### Your objective
Once you know how many lines below hold "kind", reply with that number and add nothing.

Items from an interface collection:
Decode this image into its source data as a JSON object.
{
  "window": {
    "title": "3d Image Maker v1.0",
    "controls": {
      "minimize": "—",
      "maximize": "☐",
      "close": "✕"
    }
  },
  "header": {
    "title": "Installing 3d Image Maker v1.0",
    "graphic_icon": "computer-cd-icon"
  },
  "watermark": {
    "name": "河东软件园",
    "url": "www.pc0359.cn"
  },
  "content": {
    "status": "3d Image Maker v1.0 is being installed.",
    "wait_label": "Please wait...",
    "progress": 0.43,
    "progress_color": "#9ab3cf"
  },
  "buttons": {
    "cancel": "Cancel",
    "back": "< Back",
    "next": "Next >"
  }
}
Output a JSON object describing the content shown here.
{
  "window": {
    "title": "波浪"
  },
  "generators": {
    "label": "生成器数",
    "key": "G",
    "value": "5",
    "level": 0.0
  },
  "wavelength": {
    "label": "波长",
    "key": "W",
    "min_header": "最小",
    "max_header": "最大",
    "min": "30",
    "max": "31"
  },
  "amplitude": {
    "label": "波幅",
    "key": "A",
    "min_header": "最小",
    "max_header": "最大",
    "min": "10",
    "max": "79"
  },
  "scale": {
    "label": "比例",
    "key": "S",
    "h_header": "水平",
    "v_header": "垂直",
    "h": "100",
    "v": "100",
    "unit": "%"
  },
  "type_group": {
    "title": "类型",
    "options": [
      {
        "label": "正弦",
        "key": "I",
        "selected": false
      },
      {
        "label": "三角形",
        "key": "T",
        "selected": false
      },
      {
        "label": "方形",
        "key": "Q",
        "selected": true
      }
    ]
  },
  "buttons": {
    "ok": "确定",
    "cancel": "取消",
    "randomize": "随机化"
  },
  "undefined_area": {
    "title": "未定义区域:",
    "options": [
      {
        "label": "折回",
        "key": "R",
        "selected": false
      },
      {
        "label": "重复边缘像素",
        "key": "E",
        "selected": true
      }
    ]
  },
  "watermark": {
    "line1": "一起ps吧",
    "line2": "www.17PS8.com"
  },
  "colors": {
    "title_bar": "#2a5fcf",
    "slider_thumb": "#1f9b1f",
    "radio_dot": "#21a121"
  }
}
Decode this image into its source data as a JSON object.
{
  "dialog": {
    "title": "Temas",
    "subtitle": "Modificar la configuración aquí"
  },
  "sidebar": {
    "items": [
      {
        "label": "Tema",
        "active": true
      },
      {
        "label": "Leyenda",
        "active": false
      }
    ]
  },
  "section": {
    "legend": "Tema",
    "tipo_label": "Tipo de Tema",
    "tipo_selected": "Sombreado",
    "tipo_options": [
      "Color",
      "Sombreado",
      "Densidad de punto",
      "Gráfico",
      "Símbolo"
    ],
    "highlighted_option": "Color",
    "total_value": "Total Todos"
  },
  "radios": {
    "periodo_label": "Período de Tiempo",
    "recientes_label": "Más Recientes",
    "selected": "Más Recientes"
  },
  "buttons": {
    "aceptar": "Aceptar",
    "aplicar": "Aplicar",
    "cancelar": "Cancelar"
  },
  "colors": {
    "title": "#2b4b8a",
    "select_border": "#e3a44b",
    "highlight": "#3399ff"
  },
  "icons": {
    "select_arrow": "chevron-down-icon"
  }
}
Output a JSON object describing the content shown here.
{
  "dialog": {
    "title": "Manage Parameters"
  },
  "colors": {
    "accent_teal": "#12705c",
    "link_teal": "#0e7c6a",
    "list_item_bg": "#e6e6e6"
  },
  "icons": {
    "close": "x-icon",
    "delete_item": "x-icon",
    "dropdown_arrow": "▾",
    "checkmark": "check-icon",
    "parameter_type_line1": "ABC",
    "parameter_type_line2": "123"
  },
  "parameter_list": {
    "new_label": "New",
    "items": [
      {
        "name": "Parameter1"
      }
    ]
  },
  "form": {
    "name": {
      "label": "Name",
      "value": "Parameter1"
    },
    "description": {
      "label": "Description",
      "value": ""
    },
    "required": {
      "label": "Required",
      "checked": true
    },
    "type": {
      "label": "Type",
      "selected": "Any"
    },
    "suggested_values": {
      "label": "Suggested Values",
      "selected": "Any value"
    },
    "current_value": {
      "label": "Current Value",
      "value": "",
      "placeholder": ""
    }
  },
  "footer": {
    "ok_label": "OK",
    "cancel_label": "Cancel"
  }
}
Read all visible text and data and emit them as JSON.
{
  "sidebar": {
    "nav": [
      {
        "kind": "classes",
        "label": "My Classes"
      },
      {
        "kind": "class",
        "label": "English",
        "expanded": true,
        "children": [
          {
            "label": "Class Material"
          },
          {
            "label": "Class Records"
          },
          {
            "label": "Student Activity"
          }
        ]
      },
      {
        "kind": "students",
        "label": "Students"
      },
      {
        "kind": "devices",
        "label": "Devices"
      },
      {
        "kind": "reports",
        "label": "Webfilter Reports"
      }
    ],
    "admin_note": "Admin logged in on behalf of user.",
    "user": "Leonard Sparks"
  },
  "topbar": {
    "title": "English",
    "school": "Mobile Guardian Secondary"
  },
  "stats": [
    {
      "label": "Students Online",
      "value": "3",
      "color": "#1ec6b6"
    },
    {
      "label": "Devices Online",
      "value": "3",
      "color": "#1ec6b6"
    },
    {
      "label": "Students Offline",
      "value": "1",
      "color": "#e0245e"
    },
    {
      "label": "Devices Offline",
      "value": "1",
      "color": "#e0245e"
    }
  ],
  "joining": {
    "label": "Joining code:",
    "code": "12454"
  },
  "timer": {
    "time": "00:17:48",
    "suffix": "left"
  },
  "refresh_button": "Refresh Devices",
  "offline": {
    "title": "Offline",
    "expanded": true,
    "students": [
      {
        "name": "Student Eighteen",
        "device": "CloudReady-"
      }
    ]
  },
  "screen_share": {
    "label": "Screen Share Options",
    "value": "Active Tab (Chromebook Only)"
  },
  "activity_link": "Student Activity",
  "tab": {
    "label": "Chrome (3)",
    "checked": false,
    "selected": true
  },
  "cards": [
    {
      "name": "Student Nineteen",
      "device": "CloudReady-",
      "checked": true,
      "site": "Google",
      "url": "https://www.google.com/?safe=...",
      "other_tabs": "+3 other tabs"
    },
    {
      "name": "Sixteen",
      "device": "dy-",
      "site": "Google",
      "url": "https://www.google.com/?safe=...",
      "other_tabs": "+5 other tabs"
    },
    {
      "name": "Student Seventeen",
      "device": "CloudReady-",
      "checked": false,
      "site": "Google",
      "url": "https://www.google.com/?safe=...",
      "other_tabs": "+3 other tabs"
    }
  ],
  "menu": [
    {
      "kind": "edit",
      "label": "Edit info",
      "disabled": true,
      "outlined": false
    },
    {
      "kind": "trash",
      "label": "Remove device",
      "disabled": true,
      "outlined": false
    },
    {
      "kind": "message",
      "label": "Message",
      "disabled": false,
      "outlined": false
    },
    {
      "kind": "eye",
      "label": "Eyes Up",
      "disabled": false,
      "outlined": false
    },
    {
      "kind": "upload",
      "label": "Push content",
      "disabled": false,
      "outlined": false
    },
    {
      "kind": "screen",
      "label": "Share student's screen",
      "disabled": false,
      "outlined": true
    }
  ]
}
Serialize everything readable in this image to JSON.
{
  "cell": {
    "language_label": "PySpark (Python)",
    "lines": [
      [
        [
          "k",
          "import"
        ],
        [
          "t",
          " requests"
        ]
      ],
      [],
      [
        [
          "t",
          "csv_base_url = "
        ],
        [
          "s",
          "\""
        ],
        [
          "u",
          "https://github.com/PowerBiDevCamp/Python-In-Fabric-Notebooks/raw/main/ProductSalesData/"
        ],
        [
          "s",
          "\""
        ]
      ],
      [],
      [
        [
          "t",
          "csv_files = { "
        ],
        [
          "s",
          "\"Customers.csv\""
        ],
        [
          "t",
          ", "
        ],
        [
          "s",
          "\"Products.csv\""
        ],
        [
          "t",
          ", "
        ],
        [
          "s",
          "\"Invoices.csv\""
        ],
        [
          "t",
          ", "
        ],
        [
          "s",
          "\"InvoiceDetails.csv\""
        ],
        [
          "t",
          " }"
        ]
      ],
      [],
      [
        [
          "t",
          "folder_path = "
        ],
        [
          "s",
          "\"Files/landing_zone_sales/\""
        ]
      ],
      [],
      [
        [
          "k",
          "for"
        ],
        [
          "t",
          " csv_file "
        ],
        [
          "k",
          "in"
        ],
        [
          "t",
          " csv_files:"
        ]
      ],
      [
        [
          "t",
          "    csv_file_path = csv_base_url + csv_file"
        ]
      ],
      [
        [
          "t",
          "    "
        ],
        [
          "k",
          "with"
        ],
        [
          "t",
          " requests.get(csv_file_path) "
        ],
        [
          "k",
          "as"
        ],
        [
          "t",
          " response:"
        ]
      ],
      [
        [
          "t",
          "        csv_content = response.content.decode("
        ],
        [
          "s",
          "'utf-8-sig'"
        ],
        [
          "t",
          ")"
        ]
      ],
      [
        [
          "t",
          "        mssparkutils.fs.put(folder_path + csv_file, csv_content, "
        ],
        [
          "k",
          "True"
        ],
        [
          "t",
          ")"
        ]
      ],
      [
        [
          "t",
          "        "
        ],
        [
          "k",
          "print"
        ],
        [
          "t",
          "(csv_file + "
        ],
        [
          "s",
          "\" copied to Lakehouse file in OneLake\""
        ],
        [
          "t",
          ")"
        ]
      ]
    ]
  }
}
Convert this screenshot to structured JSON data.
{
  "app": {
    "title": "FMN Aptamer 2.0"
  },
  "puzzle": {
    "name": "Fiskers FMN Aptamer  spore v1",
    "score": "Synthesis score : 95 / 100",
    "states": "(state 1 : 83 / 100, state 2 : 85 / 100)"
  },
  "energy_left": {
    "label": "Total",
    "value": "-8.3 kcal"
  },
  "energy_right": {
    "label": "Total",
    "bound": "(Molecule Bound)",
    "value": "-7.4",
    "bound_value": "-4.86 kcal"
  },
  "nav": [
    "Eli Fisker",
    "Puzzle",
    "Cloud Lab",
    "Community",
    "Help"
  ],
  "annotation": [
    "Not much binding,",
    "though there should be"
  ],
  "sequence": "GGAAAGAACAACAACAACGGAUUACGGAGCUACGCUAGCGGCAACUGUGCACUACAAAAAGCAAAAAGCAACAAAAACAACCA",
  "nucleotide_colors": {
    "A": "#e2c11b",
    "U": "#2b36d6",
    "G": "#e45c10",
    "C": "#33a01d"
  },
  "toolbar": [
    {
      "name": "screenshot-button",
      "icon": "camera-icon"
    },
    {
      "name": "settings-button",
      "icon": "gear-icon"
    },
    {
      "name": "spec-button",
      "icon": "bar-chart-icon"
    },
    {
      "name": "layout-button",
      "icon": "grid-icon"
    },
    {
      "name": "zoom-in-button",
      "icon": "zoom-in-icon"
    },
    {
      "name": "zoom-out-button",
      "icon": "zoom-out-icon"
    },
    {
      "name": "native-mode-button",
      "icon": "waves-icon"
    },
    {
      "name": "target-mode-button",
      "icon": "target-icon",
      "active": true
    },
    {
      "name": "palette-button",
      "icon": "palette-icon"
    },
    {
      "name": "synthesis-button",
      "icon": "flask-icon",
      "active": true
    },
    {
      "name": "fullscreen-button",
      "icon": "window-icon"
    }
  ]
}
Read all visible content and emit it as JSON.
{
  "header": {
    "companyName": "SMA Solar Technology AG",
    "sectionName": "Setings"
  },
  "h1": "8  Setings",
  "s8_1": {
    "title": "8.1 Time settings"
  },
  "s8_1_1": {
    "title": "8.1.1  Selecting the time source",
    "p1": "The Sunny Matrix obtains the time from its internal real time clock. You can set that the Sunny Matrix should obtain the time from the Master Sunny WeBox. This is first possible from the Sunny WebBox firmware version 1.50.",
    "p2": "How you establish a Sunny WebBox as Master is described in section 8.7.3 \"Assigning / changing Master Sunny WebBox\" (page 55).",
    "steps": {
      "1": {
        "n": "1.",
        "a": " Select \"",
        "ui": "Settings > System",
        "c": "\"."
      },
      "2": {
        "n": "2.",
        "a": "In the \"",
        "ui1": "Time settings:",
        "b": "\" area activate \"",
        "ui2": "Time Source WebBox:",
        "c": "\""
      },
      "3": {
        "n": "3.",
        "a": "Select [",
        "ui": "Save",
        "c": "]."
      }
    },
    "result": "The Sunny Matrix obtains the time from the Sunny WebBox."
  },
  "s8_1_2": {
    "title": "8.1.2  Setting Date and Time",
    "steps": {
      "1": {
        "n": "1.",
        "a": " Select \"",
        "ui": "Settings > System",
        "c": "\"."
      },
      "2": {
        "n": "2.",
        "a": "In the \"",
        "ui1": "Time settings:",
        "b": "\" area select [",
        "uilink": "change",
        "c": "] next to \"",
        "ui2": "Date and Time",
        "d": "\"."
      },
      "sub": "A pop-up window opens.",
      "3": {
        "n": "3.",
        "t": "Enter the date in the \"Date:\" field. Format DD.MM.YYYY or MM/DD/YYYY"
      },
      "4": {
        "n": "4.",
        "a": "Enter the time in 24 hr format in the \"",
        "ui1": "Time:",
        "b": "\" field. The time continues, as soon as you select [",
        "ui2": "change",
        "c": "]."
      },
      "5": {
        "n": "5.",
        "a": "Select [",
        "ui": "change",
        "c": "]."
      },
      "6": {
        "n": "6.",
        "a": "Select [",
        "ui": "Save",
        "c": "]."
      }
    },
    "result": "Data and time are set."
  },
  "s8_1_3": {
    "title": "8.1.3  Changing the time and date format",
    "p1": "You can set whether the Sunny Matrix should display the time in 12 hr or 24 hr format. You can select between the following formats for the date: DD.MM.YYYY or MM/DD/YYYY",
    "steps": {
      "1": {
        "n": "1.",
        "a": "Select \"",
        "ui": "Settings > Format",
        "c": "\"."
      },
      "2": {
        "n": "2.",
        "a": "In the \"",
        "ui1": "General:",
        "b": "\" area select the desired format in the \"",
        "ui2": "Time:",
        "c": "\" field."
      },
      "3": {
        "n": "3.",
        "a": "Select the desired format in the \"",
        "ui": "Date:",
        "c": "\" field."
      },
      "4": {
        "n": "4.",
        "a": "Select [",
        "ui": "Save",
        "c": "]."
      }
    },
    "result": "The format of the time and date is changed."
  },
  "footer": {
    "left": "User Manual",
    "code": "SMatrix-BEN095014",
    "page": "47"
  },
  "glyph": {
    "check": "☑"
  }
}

### Answer section
11